== Required work ==
Print every record word for word.

-- Information provided follows --

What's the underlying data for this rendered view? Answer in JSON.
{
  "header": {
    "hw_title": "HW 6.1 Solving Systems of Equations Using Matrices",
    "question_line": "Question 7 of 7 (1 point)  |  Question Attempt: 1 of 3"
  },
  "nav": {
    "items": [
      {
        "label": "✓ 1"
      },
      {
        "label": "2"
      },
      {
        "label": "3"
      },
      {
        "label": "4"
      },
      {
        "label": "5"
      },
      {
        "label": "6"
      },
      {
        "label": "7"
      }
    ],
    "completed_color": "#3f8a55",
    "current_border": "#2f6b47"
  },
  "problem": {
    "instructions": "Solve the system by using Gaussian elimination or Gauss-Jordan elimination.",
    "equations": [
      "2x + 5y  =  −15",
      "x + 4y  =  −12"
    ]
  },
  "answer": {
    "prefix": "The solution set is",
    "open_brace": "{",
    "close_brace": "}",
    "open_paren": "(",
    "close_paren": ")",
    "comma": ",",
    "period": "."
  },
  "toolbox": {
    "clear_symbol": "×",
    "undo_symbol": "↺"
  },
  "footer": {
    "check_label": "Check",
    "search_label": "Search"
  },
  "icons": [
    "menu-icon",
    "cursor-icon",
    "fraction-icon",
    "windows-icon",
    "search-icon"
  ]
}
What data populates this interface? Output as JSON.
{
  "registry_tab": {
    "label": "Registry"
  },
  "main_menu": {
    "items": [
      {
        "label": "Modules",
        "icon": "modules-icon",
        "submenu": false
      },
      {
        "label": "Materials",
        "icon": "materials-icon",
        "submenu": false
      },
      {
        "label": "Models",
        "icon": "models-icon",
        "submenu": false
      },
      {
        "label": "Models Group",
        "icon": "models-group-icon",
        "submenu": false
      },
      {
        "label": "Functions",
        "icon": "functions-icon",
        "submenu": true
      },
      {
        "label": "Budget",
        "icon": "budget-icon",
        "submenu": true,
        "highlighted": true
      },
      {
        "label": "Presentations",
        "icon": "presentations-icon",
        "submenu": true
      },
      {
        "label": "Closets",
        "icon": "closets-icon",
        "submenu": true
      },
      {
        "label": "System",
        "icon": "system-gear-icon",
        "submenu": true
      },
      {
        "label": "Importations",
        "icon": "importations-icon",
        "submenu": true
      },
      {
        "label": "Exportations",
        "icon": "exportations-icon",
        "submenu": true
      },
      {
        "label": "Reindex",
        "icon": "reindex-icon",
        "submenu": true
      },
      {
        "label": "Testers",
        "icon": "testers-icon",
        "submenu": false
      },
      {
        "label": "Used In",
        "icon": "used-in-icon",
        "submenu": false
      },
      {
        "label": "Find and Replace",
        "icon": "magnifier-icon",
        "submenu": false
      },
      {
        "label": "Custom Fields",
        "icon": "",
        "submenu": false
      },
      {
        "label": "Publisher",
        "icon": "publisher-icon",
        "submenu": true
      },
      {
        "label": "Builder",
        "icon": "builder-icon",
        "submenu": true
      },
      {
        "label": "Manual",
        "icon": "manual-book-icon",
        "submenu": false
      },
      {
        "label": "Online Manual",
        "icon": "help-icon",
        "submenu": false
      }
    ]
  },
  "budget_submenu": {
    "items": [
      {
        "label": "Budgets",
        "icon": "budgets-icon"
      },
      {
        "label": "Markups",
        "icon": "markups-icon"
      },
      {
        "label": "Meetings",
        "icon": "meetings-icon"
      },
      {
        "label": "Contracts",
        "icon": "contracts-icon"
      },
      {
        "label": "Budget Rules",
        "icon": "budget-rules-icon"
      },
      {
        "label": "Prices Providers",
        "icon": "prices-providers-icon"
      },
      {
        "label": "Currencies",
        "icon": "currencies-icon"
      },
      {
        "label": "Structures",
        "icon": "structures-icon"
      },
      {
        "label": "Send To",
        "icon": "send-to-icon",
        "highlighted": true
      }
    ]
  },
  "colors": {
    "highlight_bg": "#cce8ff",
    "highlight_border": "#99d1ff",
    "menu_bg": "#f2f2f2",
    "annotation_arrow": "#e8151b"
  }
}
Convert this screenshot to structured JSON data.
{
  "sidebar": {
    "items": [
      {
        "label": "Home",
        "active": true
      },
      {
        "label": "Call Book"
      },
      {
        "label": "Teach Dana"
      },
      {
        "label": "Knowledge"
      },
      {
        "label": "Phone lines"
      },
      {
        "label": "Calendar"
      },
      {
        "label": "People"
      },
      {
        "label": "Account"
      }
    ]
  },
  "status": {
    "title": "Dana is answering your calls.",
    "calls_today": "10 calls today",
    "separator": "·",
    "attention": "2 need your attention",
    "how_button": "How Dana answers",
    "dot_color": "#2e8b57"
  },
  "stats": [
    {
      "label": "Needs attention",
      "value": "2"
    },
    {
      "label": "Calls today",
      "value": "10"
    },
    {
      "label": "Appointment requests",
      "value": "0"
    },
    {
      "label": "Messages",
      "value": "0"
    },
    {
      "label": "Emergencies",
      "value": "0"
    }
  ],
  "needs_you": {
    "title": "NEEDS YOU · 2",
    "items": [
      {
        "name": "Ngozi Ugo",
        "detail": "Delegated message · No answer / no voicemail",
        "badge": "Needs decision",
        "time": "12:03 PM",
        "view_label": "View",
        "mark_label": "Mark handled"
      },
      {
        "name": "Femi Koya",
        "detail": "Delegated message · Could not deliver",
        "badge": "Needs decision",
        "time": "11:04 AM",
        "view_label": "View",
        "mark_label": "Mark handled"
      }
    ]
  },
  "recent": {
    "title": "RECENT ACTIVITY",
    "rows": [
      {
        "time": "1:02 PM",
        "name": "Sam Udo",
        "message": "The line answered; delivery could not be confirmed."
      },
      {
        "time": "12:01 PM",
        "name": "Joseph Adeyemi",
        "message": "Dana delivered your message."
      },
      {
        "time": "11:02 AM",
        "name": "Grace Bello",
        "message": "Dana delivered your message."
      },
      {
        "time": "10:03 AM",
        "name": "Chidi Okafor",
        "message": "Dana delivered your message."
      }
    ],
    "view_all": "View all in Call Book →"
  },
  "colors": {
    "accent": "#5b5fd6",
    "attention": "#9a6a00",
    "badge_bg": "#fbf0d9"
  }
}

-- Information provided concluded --

== Result ==
What's the underlying data for this rendered view? Answer in JSON.
{
  "header": {
    "hw_title": "HW 6.1 Solving Systems of Equations Using Matrices",
    "question_line": "Question 7 of 7 (1 point)  |  Question Attempt: 1 of 3"
  },
  "nav": {
    "items": [
      {
        "label": "✓ 1"
      },
      {
        "label": "2"
      },
      {
        "label": "3"
      },
      {
        "label": "4"
      },
      {
        "label": "5"
      },
      {
        "label": "6"
      },
      {
        "label": "7"
      }
    ],
    "completed_color": "#3f8a55",
    "current_border": "#2f6b47"
  },
  "problem": {
    "instructions": "Solve the system by using Gaussian elimination or Gauss-Jordan elimination.",
    "equations": [
      "2x + 5y  =  −15",
      "x + 4y  =  −12"
    ]
  },
  "answer": {
    "prefix": "The solution set is",
    "open_brace": "{",
    "close_brace": "}",
    "open_paren": "(",
    "close_paren": ")",
    "comma": ",",
    "period": "."
  },
  "toolbox": {
    "clear_symbol": "×",
    "undo_symbol": "↺"
  },
  "footer": {
    "check_label": "Check",
    "search_label": "Search"
  },
  "icons": [
    "menu-icon",
    "cursor-icon",
    "fraction-icon",
    "windows-icon",
    "search-icon"
  ]
}
What data populates this interface? Output as JSON.
{
  "registry_tab": {
    "label": "Registry"
  },
  "main_menu": {
    "items": [
      {
        "label": "Modules",
        "icon": "modules-icon",
        "submenu": false
      },
      {
        "label": "Materials",
        "icon": "materials-icon",
        "submenu": false
      },
      {
        "label": "Models",
        "icon": "models-icon",
        "submenu": false
      },
      {
        "label": "Models Group",
        "icon": "models-group-icon",
        "submenu": false
      },
      {
        "label": "Functions",
        "icon": "functions-icon",
        "submenu": true
      },
      {
        "label": "Budget",
        "icon": "budget-icon",
        "submenu": true,
        "highlighted": true
      },
      {
        "label": "Presentations",
        "icon": "presentations-icon",
        "submenu": true
      },
      {
        "label": "Closets",
        "icon": "closets-icon",
        "submenu": true
      },
      {
        "label": "System",
        "icon": "system-gear-icon",
        "submenu": true
      },
      {
        "label": "Importations",
        "icon": "importations-icon",
        "submenu": true
      },
      {
        "label": "Exportations",
        "icon": "exportations-icon",
        "submenu": true
      },
      {
        "label": "Reindex",
        "icon": "reindex-icon",
        "submenu": true
      },
      {
        "label": "Testers",
        "icon": "testers-icon",
        "submenu": false
      },
      {
        "label": "Used In",
        "icon": "used-in-icon",
        "submenu": false
      },
      {
        "label": "Find and Replace",
        "icon": "magnifier-icon",
        "submenu": false
      },
      {
        "label": "Custom Fields",
        "icon": "",
        "submenu": false
      },
      {
        "label": "Publisher",
        "icon": "publisher-icon",
        "submenu": true
      },
      {
        "label": "Builder",
        "icon": "builder-icon",
        "submenu": true
      },
      {
        "label": "Manual",
        "icon": "manual-book-icon",
        "submenu": false
      },
      {
        "label": "Online Manual",
        "icon": "help-icon",
        "submenu": false
      }
    ]
  },
  "budget_submenu": {
    "items": [
      {
        "label": "Budgets",
        "icon": "budgets-icon"
      },
      {
        "label": "Markups",
        "icon": "markups-icon"
      },
      {
        "label": "Meetings",
        "icon": "meetings-icon"
      },
      {
        "label": "Contracts",
        "icon": "contracts-icon"
      },
      {
        "label": "Budget Rules",
        "icon": "budget-rules-icon"
      },
      {
        "label": "Prices Providers",
        "icon": "prices-providers-icon"
      },
      {
        "label": "Currencies",
        "icon": "currencies-icon"
      },
      {
        "label": "Structures",
        "icon": "structures-icon"
      },
      {
        "label": "Send To",
        "icon": "send-to-icon",
        "highlighted": true
      }
    ]
  },
  "colors": {
    "highlight_bg": "#cce8ff",
    "highlight_border": "#99d1ff",
    "menu_bg": "#f2f2f2",
    "annotation_arrow": "#e8151b"
  }
}
Convert this screenshot to structured JSON data.
{
  "sidebar": {
    "items": [
      {
        "label": "Home",
        "active": true
      },
      {
        "label": "Call Book"
      },
      {
        "label": "Teach Dana"
      },
      {
        "label": "Knowledge"
      },
      {
        "label": "Phone lines"
      },
      {
        "label": "Calendar"
      },
      {
        "label": "People"
      },
      {
        "label": "Account"
      }
    ]
  },
  "status": {
    "title": "Dana is answering your calls.",
    "calls_today": "10 calls today",
    "separator": "·",
    "attention": "2 need your attention",
    "how_button": "How Dana answers",
    "dot_color": "#2e8b57"
  },
  "stats": [
    {
      "label": "Needs attention",
      "value": "2"
    },
    {
      "label": "Calls today",
      "value": "10"
    },
    {
      "label": "Appointment requests",
      "value": "0"
    },
    {
      "label": "Messages",
      "value": "0"
    },
    {
      "label": "Emergencies",
      "value": "0"
    }
  ],
  "needs_you": {
    "title": "NEEDS YOU · 2",
    "items": [
      {
        "name": "Ngozi Ugo",
        "detail": "Delegated message · No answer / no voicemail",
        "badge": "Needs decision",
        "time": "12:03 PM",
        "view_label": "View",
        "mark_label": "Mark handled"
      },
      {
        "name": "Femi Koya",
        "detail": "Delegated message · Could not deliver",
        "badge": "Needs decision",
        "time": "11:04 AM",
        "view_label": "View",
        "mark_label": "Mark handled"
      }
    ]
  },
  "recent": {
    "title": "RECENT ACTIVITY",
    "rows": [
      {
        "time": "1:02 PM",
        "name": "Sam Udo",
        "message": "The line answered; delivery could not be confirmed."
      },
      {
        "time": "12:01 PM",
        "name": "Joseph Adeyemi",
        "message": "Dana delivered your message."
      },
      {
        "time": "11:02 AM",
        "name": "Grace Bello",
        "message": "Dana delivered your message."
      },
      {
        "time": "10:03 AM",
        "name": "Chidi Okafor",
        "message": "Dana delivered your message."
      }
    ],
    "view_all": "View all in Call Book →"
  },
  "colors": {
    "accent": "#5b5fd6",
    "attention": "#9a6a00",
    "badge_bg": "#fbf0d9"
  }
}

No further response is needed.